23 September 2011

FDA bans CFCs in some inhalers

Health officials are banning the only asthma inhaler sold over the counter in the United States starting next year to prevent the use of products that harm the environment.


Health officials are banning the only asthma inhaler sold over the counter in the United States starting next year to prevent the use of products that harm the environment.

The Food and Drug Administration said that chlorofluorocarbons (CFCs) in metered-dose asthma inhalers that contain the drug epinephrine cannot be used, following an international agreement that bans CFCs because they deplete the Earth's ozone layer.

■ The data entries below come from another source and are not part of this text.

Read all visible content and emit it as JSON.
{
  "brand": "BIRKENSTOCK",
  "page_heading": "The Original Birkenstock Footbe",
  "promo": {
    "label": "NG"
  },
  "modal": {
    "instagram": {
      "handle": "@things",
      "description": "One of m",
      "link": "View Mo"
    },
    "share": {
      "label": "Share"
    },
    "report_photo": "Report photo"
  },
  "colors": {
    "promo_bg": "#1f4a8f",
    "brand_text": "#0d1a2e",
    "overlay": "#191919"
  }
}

Right now, the only such inhaler is marketed by Armstrong Pharmaceuticals, a unit of Amphastar. The company could not be immediately reached for comment.

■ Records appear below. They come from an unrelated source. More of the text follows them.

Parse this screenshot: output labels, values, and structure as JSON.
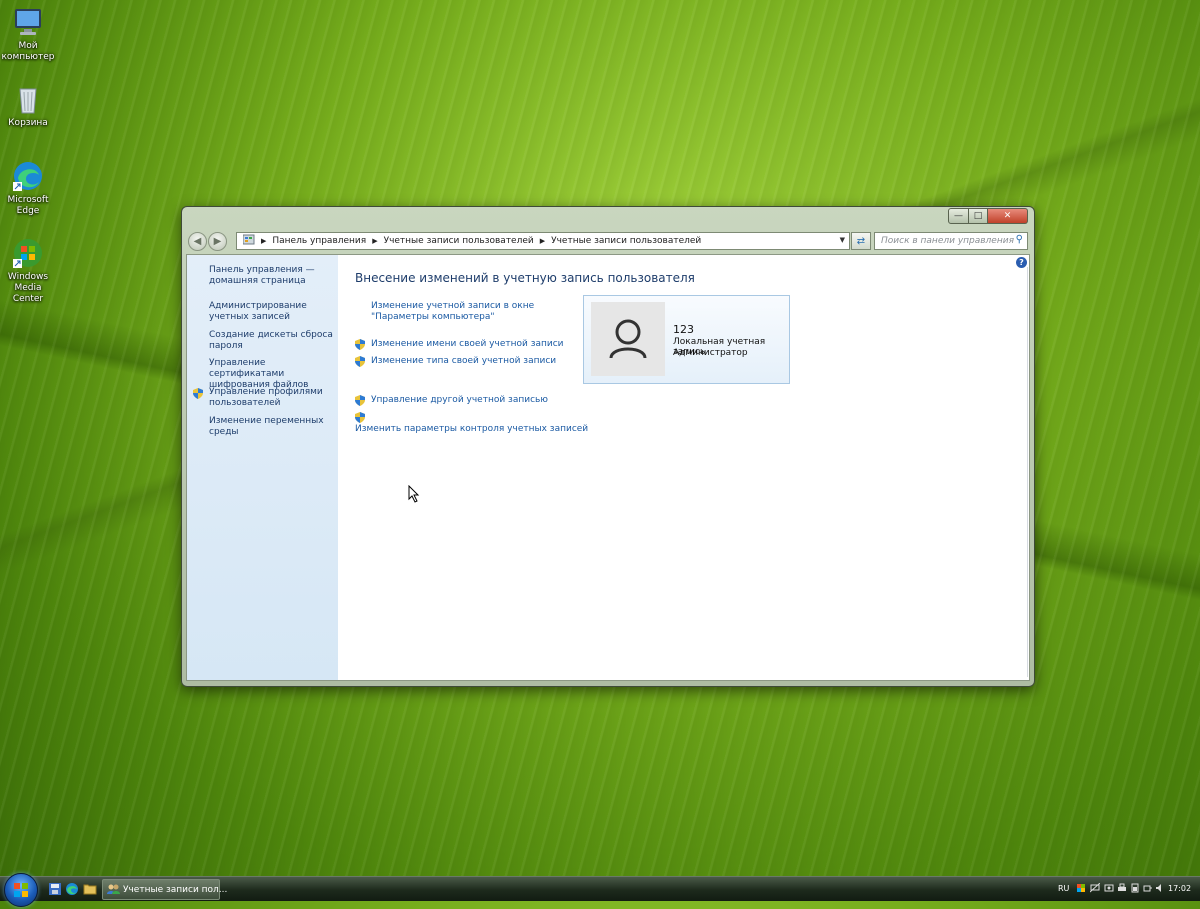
{
  "desktop": {
    "icons": [
      {
        "label": "Мой компьютер"
      },
      {
        "label": "Корзина"
      },
      {
        "label": "Microsoft Edge"
      },
      {
        "label": "Windows Media Center"
      }
    ]
  },
  "window": {
    "breadcrumb": [
      "Панель управления",
      "Учетные записи пользователей",
      "Учетные записи пользователей"
    ],
    "search_placeholder": "Поиск в панели управления",
    "sidebar": {
      "items": [
        {
          "label": "Панель управления — домашняя страница"
        },
        {
          "label": "Администрирование учетных записей"
        },
        {
          "label": "Создание дискеты сброса пароля"
        },
        {
          "label": "Управление сертификатами шифрования файлов"
        },
        {
          "label": "Управление профилями пользователей"
        },
        {
          "label": "Изменение переменных среды"
        }
      ]
    },
    "main": {
      "heading": "Внесение изменений в учетную запись пользователя",
      "links": [
        "Изменение учетной записи в окне \"Параметры компьютера\"",
        "Изменение имени своей учетной записи",
        "Изменение типа своей учетной записи",
        "Управление другой учетной записью",
        "Изменить параметры контроля учетных записей"
      ]
    },
    "user": {
      "name": "123",
      "type": "Локальная учетная запись",
      "role": "Администратор"
    }
  },
  "taskbar": {
    "task_label": "Учетные записи пол...",
    "language": "RU",
    "clock": "17:02"
  }
}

The inhaler, called Primatene Mist, is used for temporary relief of occasional symptoms of mild asthma and is the only FDA-approved inhaler sold over the counter without a prescription, the FDA said.

Millions use primatene mist

The product uses CFCs to propel medicine out of the inhaler so patients can breathe it into their lungs. The FDA said some manufacturers now use a propellant called hydrofluoroalkane instead, which is less harmful to the environment.

The FDA first proposed phasing out the use of CFCs in asthma inhalers with epinephrine in 2006, and finalized the phase-out in November 2008.

Primatene Mist inhalers are already labelled to show they cannot be used after Dec. 31, 2011. After that, the FDA said, some consumers may have to pay more for prescription asthma inhalers.

About one million to two million patients use Primatene Mist, although it is difficult to get an estimate of how many people use over-the-counter drugs, the FDA said.

Most common chronic disease

More than 235 million people worldwide suffer from asthma and it is the most common chronic disease among children, according to the World Health Organization.

Two other prescription asthma inhalers that use CFCs are to be phased out by the end of 2013. These are Boehringer Ingelheim's Combivent Inhalation Aerosol and Graceway Pharmaceuticals' Maxair Autohaler.

The United States has generally banned CFCs in consumer products such as hairspray since 1978, but their use has been permitted in medical products when the FDA deems it essential.

(Reuters Health, September 2011) 

Read more:



Read Health24’s Comments Policy

Comment on this story
Comments have been closed for this article.

Ask the Expert

Asthma Expert

Professor Keertan Dheda has received of several prestigious awards including the 2014 Oppenheimer Award, and has published over 160 peer-reviewed papers and holds 3 patents related to new TB diagnostic or infection control technologies. He serves on the editorial board of the journals PLoS One, the International Journal of Tuberculosis and Lung Disease, American Journal of Respiratory and Critical Medicine, Lancet Respiratory Diseases and Nature Scientific Reports, amongst others.Read his full biography at the University of Cape Town Lung Institute

Still have a question?

Get free advice from our panel of experts

The information provided does not constitute a diagnosis of your condition. You should consult a medical practitioner or other appropriate health care professional for a physical exmanication, diagnosis and formal advice. Health24 and the expert accept no responsibility or liability for any damage or personal harm you may suffer resulting from making use of this content.

* You must accept our condition

Forum Rules